|Effects of Improved Nutrition in Early Childhood : The institute of Nutrition of Central America and Panama (INCAP) Follow-up Study; Proceedings of an IDECG workshop, July 1990, Bellagio, Italy, Supplement of The Journal of Nutrition (International Dietary Energy Consultative Group - IDECG, 1994, 198 pages)|
|Patterns of linear growth in rural Guatemalan adolescents and children(¹,²)|
REYNALDO MARTORREL*³ DIRK G. SCHROEDER,* JUAN A. RIVERA AND HALEY J. KAPLOWITZ
*Department of International Health, The Rollins
School of Public Health of Emory University, Atlanta, CA 30322, Centro de
Investigaciones en Salud Pública, Instituto Nacional de Salud Pública 62508
Cuernavaca, Morelos, México, Genentech, Inc., South San Francisco, CA
¹ Published as a supplement to The Journal of Nutrition. Guest editors for this supplemental publication were Reynaldo Martorell, The Rollins School of Public Health of Emory University, Atlanta, GA, and Nevin Scrimshaw, The United Nations University, Boston, MA.
² Data collection and analyses were supported by NIH grant HD22440 and by the International Center for Research on Women (ICRW), Contract # IC-75/03.
³ To whom correspondence should be sent: Department of International Health, The Rollins School of Public Health of Emory University, 1518 Clifton Road, N.E., Atlanta, GA 30322.
Length and weight data from a longitudinal study of rural Guatemalan subjects birth to 7 y of age and height and weight data from a cross-sectional study of the same subjects when they were 11-24.9 y old are compared to reference data for the USA general population and for Mexican-Americans. At birth, the median length of Guatemalan children is at ~ the 16th percentile of the USA reference or ~2 cm shorter. By 6 mo of age, Cuatemalan children are shorter, on average, than the 5th percentile of the reference curves and, in absolute terms, are ~5 cm below the median; by 3 y, the difference increases to ~10 cm. As adults, Cuatemalans have about the same absolute level of deficit (~13 cm) as they did at age 3 y. If the general USA population is used for comparison, Cuatemalans can be said to grow as expected during adolescence, neither recuperating the growth retardation of early childhood nor falling further behind in size. If the Mexican-American sample is selected instead, it would appear that some catch-up in growth occurs in Cuatemalan adolescents. Regardless of the choice of reference population, growth is markedly retarded only in early childhood; adolescence is not a period when growth is significantly constrained. J. Nutr. 125: 1060S-1067S, 1995.
INDEXING KEY WORDS:

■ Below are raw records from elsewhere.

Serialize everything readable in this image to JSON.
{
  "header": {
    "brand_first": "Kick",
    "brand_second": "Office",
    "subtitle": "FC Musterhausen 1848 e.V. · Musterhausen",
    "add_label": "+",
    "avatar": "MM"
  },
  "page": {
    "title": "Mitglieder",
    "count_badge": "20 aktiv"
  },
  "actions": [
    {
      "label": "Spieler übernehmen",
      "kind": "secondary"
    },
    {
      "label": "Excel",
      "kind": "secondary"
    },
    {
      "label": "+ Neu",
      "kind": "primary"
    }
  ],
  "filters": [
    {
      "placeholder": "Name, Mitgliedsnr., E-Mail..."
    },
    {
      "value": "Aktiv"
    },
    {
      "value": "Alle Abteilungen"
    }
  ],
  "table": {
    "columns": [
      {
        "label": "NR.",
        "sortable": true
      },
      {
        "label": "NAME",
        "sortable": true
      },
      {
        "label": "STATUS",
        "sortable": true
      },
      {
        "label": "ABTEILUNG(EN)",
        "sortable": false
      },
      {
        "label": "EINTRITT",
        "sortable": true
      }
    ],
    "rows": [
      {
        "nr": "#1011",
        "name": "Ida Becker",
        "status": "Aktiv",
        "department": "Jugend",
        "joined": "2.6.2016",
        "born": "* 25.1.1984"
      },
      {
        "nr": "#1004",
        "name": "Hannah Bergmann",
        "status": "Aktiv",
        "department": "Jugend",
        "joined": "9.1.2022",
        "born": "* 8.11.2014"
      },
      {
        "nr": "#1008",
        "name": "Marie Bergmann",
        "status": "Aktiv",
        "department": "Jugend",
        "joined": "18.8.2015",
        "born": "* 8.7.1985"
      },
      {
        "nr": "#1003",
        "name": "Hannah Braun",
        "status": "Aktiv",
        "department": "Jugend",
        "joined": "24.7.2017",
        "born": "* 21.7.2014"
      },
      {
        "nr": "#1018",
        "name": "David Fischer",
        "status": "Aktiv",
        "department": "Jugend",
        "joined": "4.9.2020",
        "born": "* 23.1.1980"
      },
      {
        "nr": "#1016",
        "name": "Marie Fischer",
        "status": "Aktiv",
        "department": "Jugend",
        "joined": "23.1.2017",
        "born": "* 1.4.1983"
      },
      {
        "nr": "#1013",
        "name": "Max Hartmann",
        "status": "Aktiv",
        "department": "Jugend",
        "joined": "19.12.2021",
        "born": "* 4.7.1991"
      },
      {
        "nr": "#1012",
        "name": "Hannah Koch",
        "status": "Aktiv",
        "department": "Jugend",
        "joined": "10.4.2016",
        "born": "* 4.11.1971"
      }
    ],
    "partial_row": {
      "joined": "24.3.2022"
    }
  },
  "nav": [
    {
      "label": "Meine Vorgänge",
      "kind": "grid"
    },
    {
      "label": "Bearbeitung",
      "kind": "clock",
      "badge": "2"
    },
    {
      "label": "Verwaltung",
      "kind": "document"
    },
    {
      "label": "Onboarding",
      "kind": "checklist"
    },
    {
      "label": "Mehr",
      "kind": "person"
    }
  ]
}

While much is known in developing countries about growth in early childhood and the factors that shape its course, knowledge about growth during later childhood and adolescence is limited. Research to date indicates that growth failure and nutritional stress in poor children from developing countries are greatest in the first 2-3 y of life (Beaton et al. 1990). Growth during later childhood and adolescence in these same societies appears to be considerably less constrained, if at all (Martorell et al. 1994). Some argue that adolescence is a time when the growth retardation produced in early childhood may be recuperated (Delgado et al. 1987). However, the research to support the claim that catch-up growth can occur to a significant degree during adolescence is weak (Martorell et al. 1994). The objective of this paper is to compare patterns of growth of poor Guatemalans during childhood and adolescence to both a racially similar population of Mexican Americans and a general USA reference. Several key questions guide the analyses: what are the periods in life in rural Guatemala when significant growth failure occurs? Specifically, is adolescence a time of constrained growth or instead, is it a period when some of the growth failure of earlier childhood is overcome by compensatory growth?